This remotely operated system improves the safety of deployed Joint Service EOD (explosive ordinance disposal) and Special Forces units as they conduct reconnaissance, perimeter security operations and surveillance operations.
SWORDS also provides sniper capability and improves the safety of US Forces disembarking from their armoured vehicles during patrols. Ultimately, the robot will extend the standoff distance between US forces and the enemy.
In 2006, SWORDS underwent and successfully completed safety certification testing, an operational assessment and further capability assessments at Aberdeen Proving Ground, Maryland, in preparation for its deployment abroad. SWORDS also underwent user training and evaluation with Special Forces in theatre.
In the summer of 2007, the upgraded SWORDS became the first armed robot to deploy in Iraq. As a result of the success of SWORDS in the field, the Army has solicited a future upgrade for additional robots.
With SWORDS, developers hope that advanced technology operated near-autonomously will act as a deterrent to terrorists who threaten US forces. These systems have the potential to save lives by using advanced telerobotics to move armed forces out of harm's way. Future systems may be a force multiplier to supplement already extensive US forces, not just in theatre but in combat zones all over the world.

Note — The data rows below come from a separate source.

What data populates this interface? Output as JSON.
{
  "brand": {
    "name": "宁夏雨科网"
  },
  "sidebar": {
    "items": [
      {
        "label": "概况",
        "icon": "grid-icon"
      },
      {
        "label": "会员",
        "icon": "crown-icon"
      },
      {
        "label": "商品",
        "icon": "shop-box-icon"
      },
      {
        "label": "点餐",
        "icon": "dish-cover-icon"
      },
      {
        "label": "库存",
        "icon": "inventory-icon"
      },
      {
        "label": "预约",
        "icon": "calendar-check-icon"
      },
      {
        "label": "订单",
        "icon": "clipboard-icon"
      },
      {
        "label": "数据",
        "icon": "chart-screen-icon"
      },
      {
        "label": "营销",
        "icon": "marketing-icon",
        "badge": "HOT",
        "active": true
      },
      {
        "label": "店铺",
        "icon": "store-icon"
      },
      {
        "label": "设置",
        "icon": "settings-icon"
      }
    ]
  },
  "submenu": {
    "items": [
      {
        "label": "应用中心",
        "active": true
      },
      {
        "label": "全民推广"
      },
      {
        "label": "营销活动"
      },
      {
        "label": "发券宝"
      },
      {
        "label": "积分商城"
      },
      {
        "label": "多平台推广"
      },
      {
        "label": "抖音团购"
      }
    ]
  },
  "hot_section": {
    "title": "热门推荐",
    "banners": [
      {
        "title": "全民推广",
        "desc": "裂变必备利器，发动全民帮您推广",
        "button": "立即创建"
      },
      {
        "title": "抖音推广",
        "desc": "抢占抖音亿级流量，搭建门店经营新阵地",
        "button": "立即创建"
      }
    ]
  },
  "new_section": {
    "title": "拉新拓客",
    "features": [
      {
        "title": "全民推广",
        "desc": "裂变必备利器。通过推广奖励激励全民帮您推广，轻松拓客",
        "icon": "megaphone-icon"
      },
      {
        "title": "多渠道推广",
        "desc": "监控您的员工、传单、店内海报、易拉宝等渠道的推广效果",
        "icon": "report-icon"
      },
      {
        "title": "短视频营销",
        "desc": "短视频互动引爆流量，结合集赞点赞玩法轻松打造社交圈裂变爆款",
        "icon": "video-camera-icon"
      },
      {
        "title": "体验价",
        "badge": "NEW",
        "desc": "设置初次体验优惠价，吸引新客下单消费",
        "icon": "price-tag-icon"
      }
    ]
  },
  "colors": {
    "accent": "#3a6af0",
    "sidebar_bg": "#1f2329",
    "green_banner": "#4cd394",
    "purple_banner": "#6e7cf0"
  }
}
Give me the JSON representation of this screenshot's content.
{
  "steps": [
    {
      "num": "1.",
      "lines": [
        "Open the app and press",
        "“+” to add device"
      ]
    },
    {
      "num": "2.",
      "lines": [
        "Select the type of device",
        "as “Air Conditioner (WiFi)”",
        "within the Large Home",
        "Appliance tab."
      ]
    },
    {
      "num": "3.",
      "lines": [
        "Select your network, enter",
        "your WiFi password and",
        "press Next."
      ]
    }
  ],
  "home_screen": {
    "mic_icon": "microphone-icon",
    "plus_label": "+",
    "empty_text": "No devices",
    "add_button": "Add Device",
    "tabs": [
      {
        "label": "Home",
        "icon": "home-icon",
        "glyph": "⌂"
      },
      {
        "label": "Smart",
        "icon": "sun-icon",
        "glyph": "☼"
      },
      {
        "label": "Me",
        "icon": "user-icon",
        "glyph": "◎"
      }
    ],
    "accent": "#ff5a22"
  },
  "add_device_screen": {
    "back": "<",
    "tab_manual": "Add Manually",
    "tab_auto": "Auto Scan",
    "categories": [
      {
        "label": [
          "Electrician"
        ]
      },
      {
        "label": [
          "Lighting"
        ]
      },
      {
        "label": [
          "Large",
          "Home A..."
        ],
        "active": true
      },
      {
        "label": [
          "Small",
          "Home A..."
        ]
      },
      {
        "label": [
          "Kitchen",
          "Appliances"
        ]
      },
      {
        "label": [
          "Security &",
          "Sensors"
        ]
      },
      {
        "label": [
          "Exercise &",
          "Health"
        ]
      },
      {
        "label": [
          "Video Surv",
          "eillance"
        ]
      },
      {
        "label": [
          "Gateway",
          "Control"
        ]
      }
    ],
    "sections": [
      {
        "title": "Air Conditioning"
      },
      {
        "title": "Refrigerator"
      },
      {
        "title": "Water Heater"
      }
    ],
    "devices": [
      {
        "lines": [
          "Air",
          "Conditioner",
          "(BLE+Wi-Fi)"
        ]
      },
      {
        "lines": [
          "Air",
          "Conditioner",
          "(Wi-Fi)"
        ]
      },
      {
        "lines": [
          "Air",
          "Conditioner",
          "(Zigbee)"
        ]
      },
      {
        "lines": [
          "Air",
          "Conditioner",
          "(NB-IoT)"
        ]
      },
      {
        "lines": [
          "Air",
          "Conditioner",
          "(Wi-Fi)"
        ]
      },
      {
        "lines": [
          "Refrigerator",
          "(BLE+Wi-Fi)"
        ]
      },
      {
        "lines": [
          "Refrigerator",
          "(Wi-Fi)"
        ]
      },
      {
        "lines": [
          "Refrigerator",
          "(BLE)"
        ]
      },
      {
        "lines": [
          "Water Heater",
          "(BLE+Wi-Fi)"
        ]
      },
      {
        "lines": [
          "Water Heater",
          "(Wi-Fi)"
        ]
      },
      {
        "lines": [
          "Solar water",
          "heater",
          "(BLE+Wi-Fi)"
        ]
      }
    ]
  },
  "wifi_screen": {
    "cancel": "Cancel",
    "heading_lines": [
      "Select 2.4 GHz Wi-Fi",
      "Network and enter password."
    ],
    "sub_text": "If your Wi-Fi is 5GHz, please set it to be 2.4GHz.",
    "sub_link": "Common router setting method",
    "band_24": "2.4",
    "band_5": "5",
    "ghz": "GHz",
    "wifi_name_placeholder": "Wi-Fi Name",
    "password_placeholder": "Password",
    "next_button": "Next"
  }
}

The new robot, MAARS (Modular Advanced Armed Robotic System), features new software controls which allow the robot's driver to select fire and no-fire zones. The idea is to keep the robots from accidentally shooting a human. A mechanical range fan also keeps MAARS's gun pointed away from friendly positions.
The robot is also equipped with a GPS transmitter, so it can be seen on - and tap into - the American battlefield mapping programs, just like tanks and Humvees. These Blue Force Trackers have been credited with dramatically reducing friendly-fire incidents during the Iraq war.
MAARS comes with an extra fail-safe, which won't allow it to fire directly at its own control unit.